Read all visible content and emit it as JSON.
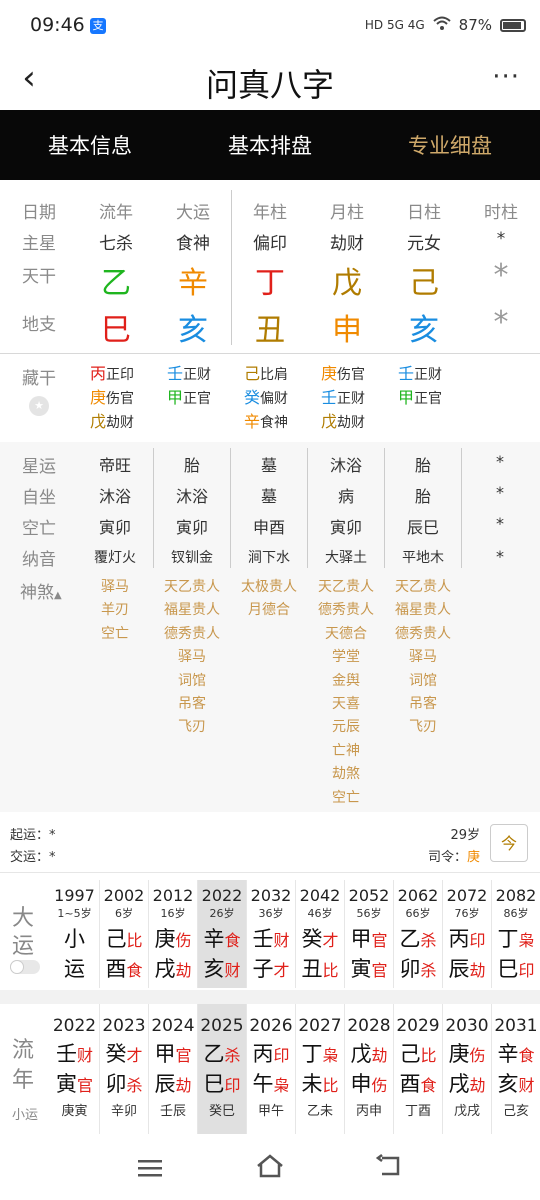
{
  "status": {
    "time": "09:46",
    "app_badge": "支",
    "signal": "HD 5G 4G",
    "battery": "87%"
  },
  "header": {
    "title": "问真八字",
    "back": "‹",
    "more": "···"
  },
  "tabs": [
    "基本信息",
    "基本排盘",
    "专业细盘"
  ],
  "chart": {
    "col_headers": [
      "流年",
      "大运",
      "年柱",
      "月柱",
      "日柱",
      "时柱"
    ],
    "row_labels": {
      "date": "日期",
      "zhuxing": "主星",
      "tiangan": "天干",
      "dizhi": "地支"
    },
    "zhuxing": [
      "七杀",
      "食神",
      "偏印",
      "劫财",
      "元女",
      "*"
    ],
    "tiangan": [
      {
        "c": "乙",
        "color": "#1fb51f"
      },
      {
        "c": "辛",
        "color": "#f08a00"
      },
      {
        "c": "丁",
        "color": "#e0201a"
      },
      {
        "c": "戊",
        "color": "#b07c00"
      },
      {
        "c": "己",
        "color": "#b07c00"
      },
      {
        "c": "*",
        "color": "#999999"
      }
    ],
    "dizhi": [
      {
        "c": "巳",
        "color": "#e0201a"
      },
      {
        "c": "亥",
        "color": "#1a8de0"
      },
      {
        "c": "丑",
        "color": "#b07c00"
      },
      {
        "c": "申",
        "color": "#f08a00"
      },
      {
        "c": "亥",
        "color": "#1a8de0"
      },
      {
        "c": "*",
        "color": "#999999"
      }
    ]
  },
  "canggan": {
    "label": "藏干",
    "cols": [
      [
        {
          "g": "丙",
          "color": "#e0201a",
          "t": "正印"
        },
        {
          "g": "庚",
          "color": "#f08a00",
          "t": "伤官"
        },
        {
          "g": "戊",
          "color": "#b07c00",
          "t": "劫财"
        }
      ],
      [
        {
          "g": "壬",
          "color": "#1a8de0",
          "t": "正财"
        },
        {
          "g": "甲",
          "color": "#1fb51f",
          "t": "正官"
        }
      ],
      [
        {
          "g": "己",
          "color": "#b07c00",
          "t": "比肩"
        },
        {
          "g": "癸",
          "color": "#1a8de0",
          "t": "偏财"
        },
        {
          "g": "辛",
          "color": "#f08a00",
          "t": "食神"
        }
      ],
      [
        {
          "g": "庚",
          "color": "#f08a00",
          "t": "伤官"
        },
        {
          "g": "壬",
          "color": "#1a8de0",
          "t": "正财"
        },
        {
          "g": "戊",
          "color": "#b07c00",
          "t": "劫财"
        }
      ],
      [
        {
          "g": "壬",
          "color": "#1a8de0",
          "t": "正财"
        },
        {
          "g": "甲",
          "color": "#1fb51f",
          "t": "正官"
        }
      ]
    ]
  },
  "xingyun": {
    "labels": [
      "星运",
      "自坐",
      "空亡",
      "纳音"
    ],
    "rows": [
      [
        "帝旺",
        "胎",
        "墓",
        "沐浴",
        "胎",
        "*"
      ],
      [
        "沐浴",
        "沐浴",
        "墓",
        "病",
        "胎",
        "*"
      ],
      [
        "寅卯",
        "寅卯",
        "申酉",
        "寅卯",
        "辰巳",
        "*"
      ],
      [
        "覆灯火",
        "钗钏金",
        "涧下水",
        "大驿土",
        "平地木",
        "*"
      ]
    ]
  },
  "shensha": {
    "label": "神煞",
    "cols": [
      [
        "驿马",
        "羊刃",
        "空亡"
      ],
      [
        "天乙贵人",
        "福星贵人",
        "德秀贵人",
        "驿马",
        "词馆",
        "吊客",
        "飞刃"
      ],
      [
        "太极贵人",
        "月德合"
      ],
      [
        "天乙贵人",
        "德秀贵人",
        "天德合",
        "学堂",
        "金舆",
        "天喜",
        "元辰",
        "亡神",
        "劫煞",
        "空亡"
      ],
      [
        "天乙贵人",
        "福星贵人",
        "德秀贵人",
        "驿马",
        "词馆",
        "吊客",
        "飞刃"
      ]
    ]
  },
  "qiyun": {
    "start_label": "起运：",
    "start_val": "*",
    "jiao_label": "交运：",
    "jiao_val": "*",
    "age": "29岁",
    "siling_label": "司令：",
    "siling_val": "庚",
    "icon_label": "今"
  },
  "dayun": {
    "label1": "大",
    "label2": "运",
    "cols": [
      {
        "year": "1997",
        "age": "1~5岁",
        "g": "小",
        "gt": "",
        "z": "运",
        "zt": ""
      },
      {
        "year": "2002",
        "age": "6岁",
        "g": "己",
        "gt": "比",
        "z": "酉",
        "zt": "食"
      },
      {
        "year": "2012",
        "age": "16岁",
        "g": "庚",
        "gt": "伤",
        "z": "戌",
        "zt": "劫"
      },
      {
        "year": "2022",
        "age": "26岁",
        "g": "辛",
        "gt": "食",
        "z": "亥",
        "zt": "财"
      },
      {
        "year": "2032",
        "age": "36岁",
        "g": "壬",
        "gt": "财",
        "z": "子",
        "zt": "才"
      },
      {
        "year": "2042",
        "age": "46岁",
        "g": "癸",
        "gt": "才",
        "z": "丑",
        "zt": "比"
      },
      {
        "year": "2052",
        "age": "56岁",
        "g": "甲",
        "gt": "官",
        "z": "寅",
        "zt": "官"
      },
      {
        "year": "2062",
        "age": "66岁",
        "g": "乙",
        "gt": "杀",
        "z": "卯",
        "zt": "杀"
      },
      {
        "year": "2072",
        "age": "76岁",
        "g": "丙",
        "gt": "印",
        "z": "辰",
        "zt": "劫"
      },
      {
        "year": "2082",
        "age": "86岁",
        "g": "丁",
        "gt": "枭",
        "z": "巳",
        "zt": "印"
      }
    ]
  },
  "liunian": {
    "label1": "流",
    "label2": "年",
    "label3": "小运",
    "cols": [
      {
        "year": "2022",
        "g": "壬",
        "gt": "财",
        "z": "寅",
        "zt": "官",
        "xy": "庚寅"
      },
      {
        "year": "2023",
        "g": "癸",
        "gt": "才",
        "z": "卯",
        "zt": "杀",
        "xy": "辛卯"
      },
      {
        "year": "2024",
        "g": "甲",
        "gt": "官",
        "z": "辰",
        "zt": "劫",
        "xy": "壬辰"
      },
      {
        "year": "2025",
        "g": "乙",
        "gt": "杀",
        "z": "巳",
        "zt": "印",
        "xy": "癸巳"
      },
      {
        "year": "2026",
        "g": "丙",
        "gt": "印",
        "z": "午",
        "zt": "枭",
        "xy": "甲午"
      },
      {
        "year": "2027",
        "g": "丁",
        "gt": "枭",
        "z": "未",
        "zt": "比",
        "xy": "乙未"
      },
      {
        "year": "2028",
        "g": "戊",
        "gt": "劫",
        "z": "申",
        "zt": "伤",
        "xy": "丙申"
      },
      {
        "year": "2029",
        "g": "己",
        "gt": "比",
        "z": "酉",
        "zt": "食",
        "xy": "丁酉"
      },
      {
        "year": "2030",
        "g": "庚",
        "gt": "伤",
        "z": "戌",
        "zt": "劫",
        "xy": "戊戌"
      },
      {
        "year": "2031",
        "g": "辛",
        "gt": "食",
        "z": "亥",
        "zt": "财",
        "xy": "己亥"
      }
    ]
  },
  "nav": {
    "menu": "menu-icon",
    "home": "home-icon",
    "back": "back-icon"
  }
}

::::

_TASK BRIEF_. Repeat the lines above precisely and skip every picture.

_OUTPUT BELOW_.
Read all visible content and emit it as JSON.
{
  "status": {
    "time": "09:46",
    "app_badge": "支",
    "signal": "HD 5G 4G",
    "battery": "87%"
  },
  "header": {
    "title": "问真八字",
    "back": "‹",
    "more": "···"
  },
  "tabs": [
    "基本信息",
    "基本排盘",
    "专业细盘"
  ],
  "chart": {
    "col_headers": [
      "流年",
      "大运",
      "年柱",
      "月柱",
      "日柱",
      "时柱"
    ],
    "row_labels": {
      "date": "日期",
      "zhuxing": "主星",
      "tiangan": "天干",
      "dizhi": "地支"
    },
    "zhuxing": [
      "七杀",
      "食神",
      "偏印",
      "劫财",
      "元女",
      "*"
    ],
    "tiangan": [
      {
        "c": "乙",
        "color": "#1fb51f"
      },
      {
        "c": "辛",
        "color": "#f08a00"
      },
      {
        "c": "丁",
        "color": "#e0201a"
      },
      {
        "c": "戊",
        "color": "#b07c00"
      },
      {
        "c": "己",
        "color": "#b07c00"
      },
      {
        "c": "*",
        "color": "#999999"
      }
    ],
    "dizhi": [
      {
        "c": "巳",
        "color": "#e0201a"
      },
      {
        "c": "亥",
        "color": "#1a8de0"
      },
      {
        "c": "丑",
        "color": "#b07c00"
      },
      {
        "c": "申",
        "color": "#f08a00"
      },
      {
        "c": "亥",
        "color": "#1a8de0"
      },
      {
        "c": "*",
        "color": "#999999"
      }
    ]
  },
  "canggan": {
    "label": "藏干",
    "cols": [
      [
        {
          "g": "丙",
          "color": "#e0201a",
          "t": "正印"
        },
        {
          "g": "庚",
          "color": "#f08a00",
          "t": "伤官"
        },
        {
          "g": "戊",
          "color": "#b07c00",
          "t": "劫财"
        }
      ],
      [
        {
          "g": "壬",
          "color": "#1a8de0",
          "t": "正财"
        },
        {
          "g": "甲",
          "color": "#1fb51f",
          "t": "正官"
        }
      ],
      [
        {
          "g": "己",
          "color": "#b07c00",
          "t": "比肩"
        },
        {
          "g": "癸",
          "color": "#1a8de0",
          "t": "偏财"
        },
        {
          "g": "辛",
          "color": "#f08a00",
          "t": "食神"
        }
      ],
      [
        {
          "g": "庚",
          "color": "#f08a00",
          "t": "伤官"
        },
        {
          "g": "壬",
          "color": "#1a8de0",
          "t": "正财"
        },
        {
          "g": "戊",
          "color": "#b07c00",
          "t": "劫财"
        }
      ],
      [
        {
          "g": "壬",
          "color": "#1a8de0",
          "t": "正财"
        },
        {
          "g": "甲",
          "color": "#1fb51f",
          "t": "正官"
        }
      ]
    ]
  },
  "xingyun": {
    "labels": [
      "星运",
      "自坐",
      "空亡",
      "纳音"
    ],
    "rows": [
      [
        "帝旺",
        "胎",
        "墓",
        "沐浴",
        "胎",
        "*"
      ],
      [
        "沐浴",
        "沐浴",
        "墓",
        "病",
        "胎",
        "*"
      ],
      [
        "寅卯",
        "寅卯",
        "申酉",
        "寅卯",
        "辰巳",
        "*"
      ],
      [
        "覆灯火",
        "钗钏金",
        "涧下水",
        "大驿土",
        "平地木",
        "*"
      ]
    ]
  },
  "shensha": {
    "label": "神煞",
    "cols": [
      [
        "驿马",
        "羊刃",
        "空亡"
      ],
      [
        "天乙贵人",
        "福星贵人",
        "德秀贵人",
        "驿马",
        "词馆",
        "吊客",
        "飞刃"
      ],
      [
        "太极贵人",
        "月德合"
      ],
      [
        "天乙贵人",
        "德秀贵人",
        "天德合",
        "学堂",
        "金舆",
        "天喜",
        "元辰",
        "亡神",
        "劫煞",
        "空亡"
      ],
      [
        "天乙贵人",
        "福星贵人",
        "德秀贵人",
        "驿马",
        "词馆",
        "吊客",
        "飞刃"
      ]
    ]
  },
  "qiyun": {
    "start_label": "起运：",
    "start_val": "*",
    "jiao_label": "交运：",
    "jiao_val": "*",
    "age": "29岁",
    "siling_label": "司令：",
    "siling_val": "庚",
    "icon_label": "今"
  },
  "dayun": {
    "label1": "大",
    "label2": "运",
    "cols": [
      {
        "year": "1997",
        "age": "1~5岁",
        "g": "小",
        "gt": "",
        "z": "运",
        "zt": ""
      },
      {
        "year": "2002",
        "age": "6岁",
        "g": "己",
        "gt": "比",
        "z": "酉",
        "zt": "食"
      },
      {
        "year": "2012",
        "age": "16岁",
        "g": "庚",
        "gt": "伤",
        "z": "戌",
        "zt": "劫"
      },
      {
        "year": "2022",
        "age": "26岁",
        "g": "辛",
        "gt": "食",
        "z": "亥",
        "zt": "财"
      },
      {
        "year": "2032",
        "age": "36岁",
        "g": "壬",
        "gt": "财",
        "z": "子",
        "zt": "才"
      },
      {
        "year": "2042",
        "age": "46岁",
        "g": "癸",
        "gt": "才",
        "z": "丑",
        "zt": "比"
      },
      {
        "year": "2052",
        "age": "56岁",
        "g": "甲",
        "gt": "官",
        "z": "寅",
        "zt": "官"
      },
      {
        "year": "2062",
        "age": "66岁",
        "g": "乙",
        "gt": "杀",
        "z": "卯",
        "zt": "杀"
      },
      {
        "year": "2072",
        "age": "76岁",
        "g": "丙",
        "gt": "印",
        "z": "辰",
        "zt": "劫"
      },
      {
        "year": "2082",
        "age": "86岁",
        "g": "丁",
        "gt": "枭",
        "z": "巳",
        "zt": "印"
      }
    ]
  },
  "liunian": {
    "label1": "流",
    "label2": "年",
    "label3": "小运",
    "cols": [
      {
        "year": "2022",
        "g": "壬",
        "gt": "财",
        "z": "寅",
        "zt": "官",
        "xy": "庚寅"
      },
      {
        "year": "2023",
        "g": "癸",
        "gt": "才",
        "z": "卯",
        "zt": "杀",
        "xy": "辛卯"
      },
      {
        "year": "2024",
        "g": "甲",
        "gt": "官",
        "z": "辰",
        "zt": "劫",
        "xy": "壬辰"
      },
      {
        "year": "2025",
        "g": "乙",
        "gt": "杀",
        "z": "巳",
        "zt": "印",
        "xy": "癸巳"
      },
      {
        "year": "2026",
        "g": "丙",
        "gt": "印",
        "z": "午",
        "zt": "枭",
        "xy": "甲午"
      },
      {
        "year": "2027",
        "g": "丁",
        "gt": "枭",
        "z": "未",
        "zt": "比",
        "xy": "乙未"
      },
      {
        "year": "2028",
        "g": "戊",
        "gt": "劫",
        "z": "申",
        "zt": "伤",
        "xy": "丙申"
      },
      {
        "year": "2029",
        "g": "己",
        "gt": "比",
        "z": "酉",
        "zt": "食",
        "xy": "丁酉"
      },
      {
        "year": "2030",
        "g": "庚",
        "gt": "伤",
        "z": "戌",
        "zt": "劫",
        "xy": "戊戌"
      },
      {
        "year": "2031",
        "g": "辛",
        "gt": "食",
        "z": "亥",
        "zt": "财",
        "xy": "己亥"
      }
    ]
  },
  "nav": {
    "menu": "menu-icon",
    "home": "home-icon",
    "back": "back-icon"
  }
}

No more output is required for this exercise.